Braxton Hicks Contractions
Pregnancy tends to come with a host of different discomforts, ranging from morning sickness, to bladder problems, to nosebleeds. As your pregnancy progresses, you may begin to notice a tightness in your uterus. This tightness is actually referred to as a Braxton Hicks contraction, and it is one of the most common pregnancy symptoms. Read on to find out more about Braxton Hicks contractions and how to tell them apart from the real signs of labor.
What are Braxton Hicks Contractions?
The majority of women experience frequent Braxton Hicks contractions during the different stages of pregnancy. Braxton Hicks contractions are actually a tightening in the muscles of the uterus. Your brain sends your body signals to prepare for labor by contracting the uterine muscles, resulting in these uncomfortable contractions.
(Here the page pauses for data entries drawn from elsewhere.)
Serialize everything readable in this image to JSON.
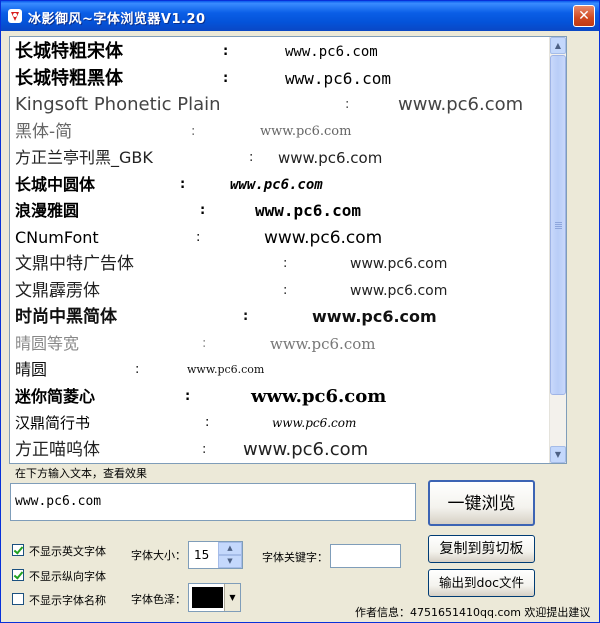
{
  "window": {
    "title": "冰影御风~字体浏览器V1.20",
    "close_glyph": "✕",
    "icon": "app-logo-icon"
  },
  "font_list": {
    "separator": ":",
    "sample": "www.pc6.com",
    "rows": [
      {
        "name": "长城特粗宋体"
      },
      {
        "name": "长城特粗黑体"
      },
      {
        "name": "Kingsoft Phonetic Plain"
      },
      {
        "name": "黑体-简"
      },
      {
        "name": "方正兰亭刊黑_GBK"
      },
      {
        "name": "长城中圆体"
      },
      {
        "name": "浪漫雅圆"
      },
      {
        "name": "CNumFont"
      },
      {
        "name": "文鼎中特广告体"
      },
      {
        "name": "文鼎霹雳体"
      },
      {
        "name": "时尚中黑简体"
      },
      {
        "name": "晴圆等宽"
      },
      {
        "name": "晴圆"
      },
      {
        "name": "迷你简菱心"
      },
      {
        "name": "汉鼎简行书"
      },
      {
        "name": "方正喵呜体"
      }
    ]
  },
  "preview": {
    "hint": "在下方输入文本，查看效果",
    "input_value": "www.pc6.com"
  },
  "buttons": {
    "browse": "一键浏览",
    "copy": "复制到剪切板",
    "export": "输出到doc文件"
  },
  "options": {
    "hide_english": {
      "label": "不显示英文字体",
      "checked": true
    },
    "hide_vertical": {
      "label": "不显示纵向字体",
      "checked": true
    },
    "hide_name": {
      "label": "不显示字体名称",
      "checked": false
    }
  },
  "settings": {
    "size_label": "字体大小：",
    "size_value": "15",
    "keyword_label": "字体关键字：",
    "keyword_value": "",
    "color_label": "字体色泽：",
    "color_value": "#000000"
  },
  "footer": {
    "author": "作者信息：4751651410qq.com 欢迎提出建议"
  }
}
Usually lasting between 1 and 2 minutes, Braxton Hicks contractions can occur
throughout your pregnancy, strengthening in the last months before delivery.
Braxton Hicks contractions are named after the scientist who first discovered them in 1872. Thanks to him, we now know why women feel this strange tightening in their abdomens during pregnancy. The discovery of Braxton Hicks contractions has helped to clear up the mystery of false labor and the whole labor process.
Why do Braxton Hicks Contractions Occur?
The contractions that you experience throughout your pregnancy aren’t just there to annoy you – they actually do have a purpose. Braxton Hicks contractions seem to be a part of the stages of pregnancy development. It is thought that Braxton Hicks contractions help your body to prepare for actual labor. They are commonly called "practice contractions" as they help your uterus prepare for the contractions it will experience during labor. Without Braxton Hicks contractions, your labor contractions would be longer, more painful, and less effective at pushing your baby out. Braxton Hicks contractions felt later in pregnancy also help to soften the cervix.